Honey Wheat Bread

If it rises too much, it will collapse as it cools after baking and you will be left with a "wrinkly" top, like the one below. ;) It doesn't affect the taste and it usually doesn't affect how it sells but it just isn't as pretty. (sigh)

Onion Dill Rye Bread

Almost all of my bread recipes I have developed myself by taking other recipes and tweaking them to suit my needs, the ingredients I use and my altitude and humidity (mostly lack thereof!). So, the next time you are making bread, I hope you can use some of these tips to make the recipe your own and don't hesitate to adjust the amount of liquid and/or flour to make it work for you! Oh, and don't forget to take notes on any changes you make, they will come in handy later; you should see all the scribbles on some of my recipe cards! LOL!! Okay, gotta run, it's time to get back to the Onion Cheddar Rolls. It's cheese bread day here at The Home Bakery.
Linking up with The Country Homemaker Hop, Rural Thursday and Farmgirl Friday. I'm also featured on Dolly Is Cooking, thanks Dolly!!

Tuesday, November 27, 2012

Texture Tuesday - 11/27/2012

Another lovely scene from the Holy Trinity Monastery. Linking up with Texture Tuesday and Watery Wednesday.
Kim Klassen paperandpaste texture Soft Light 100%, duplicate layer Multiply 80%, remove texture from statue.

Sunday, November 25, 2012

Sunday Photo - 11/25/2012

We got a new horse last week so that Paco would have some company. Her name is Mysti and she is kind of a flea-bit gray, kind of a dapple gray, kind of a paint...

Shoot, she's just purty!! :) That isn't dirt, honest, just her paint "spots" showing through.
Jerry has been working with her and riding her almost every day and he really likes her. She is really sweet and her and Paco are getting along famously!
I call her my little freckle faced girl.

Linking up with Weekly Top Shot.

Tuesday, November 20, 2012

Barn Charm - 11/20/2012

This very much "lived in" barn was right beside the highway in Lincoln county, New Mexico.
I suspect the folks who live there (and were outside working) were wondering what the crazy lady with the camera was up to! :)
Here is the picture before editing with Pixlr and adding Kim Klassen's Kristin texture.

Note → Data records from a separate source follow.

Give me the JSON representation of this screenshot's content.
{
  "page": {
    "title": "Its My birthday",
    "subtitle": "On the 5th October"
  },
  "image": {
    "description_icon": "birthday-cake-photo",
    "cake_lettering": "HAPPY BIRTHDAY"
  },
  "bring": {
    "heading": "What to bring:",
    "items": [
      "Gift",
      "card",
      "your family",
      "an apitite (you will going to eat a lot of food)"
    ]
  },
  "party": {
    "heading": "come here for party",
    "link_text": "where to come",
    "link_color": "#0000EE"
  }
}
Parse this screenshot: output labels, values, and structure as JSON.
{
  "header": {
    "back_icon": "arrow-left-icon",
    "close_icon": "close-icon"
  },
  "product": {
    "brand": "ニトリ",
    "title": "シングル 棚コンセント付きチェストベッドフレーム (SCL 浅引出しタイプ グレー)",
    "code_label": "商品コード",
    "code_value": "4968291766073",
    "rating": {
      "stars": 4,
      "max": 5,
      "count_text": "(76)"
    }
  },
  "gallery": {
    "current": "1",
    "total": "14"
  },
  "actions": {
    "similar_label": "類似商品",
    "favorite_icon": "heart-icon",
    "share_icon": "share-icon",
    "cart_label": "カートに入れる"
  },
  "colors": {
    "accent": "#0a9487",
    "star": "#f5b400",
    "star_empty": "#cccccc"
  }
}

Linking up with Barn CharmTexture Tuesday and Tones On Tuesday.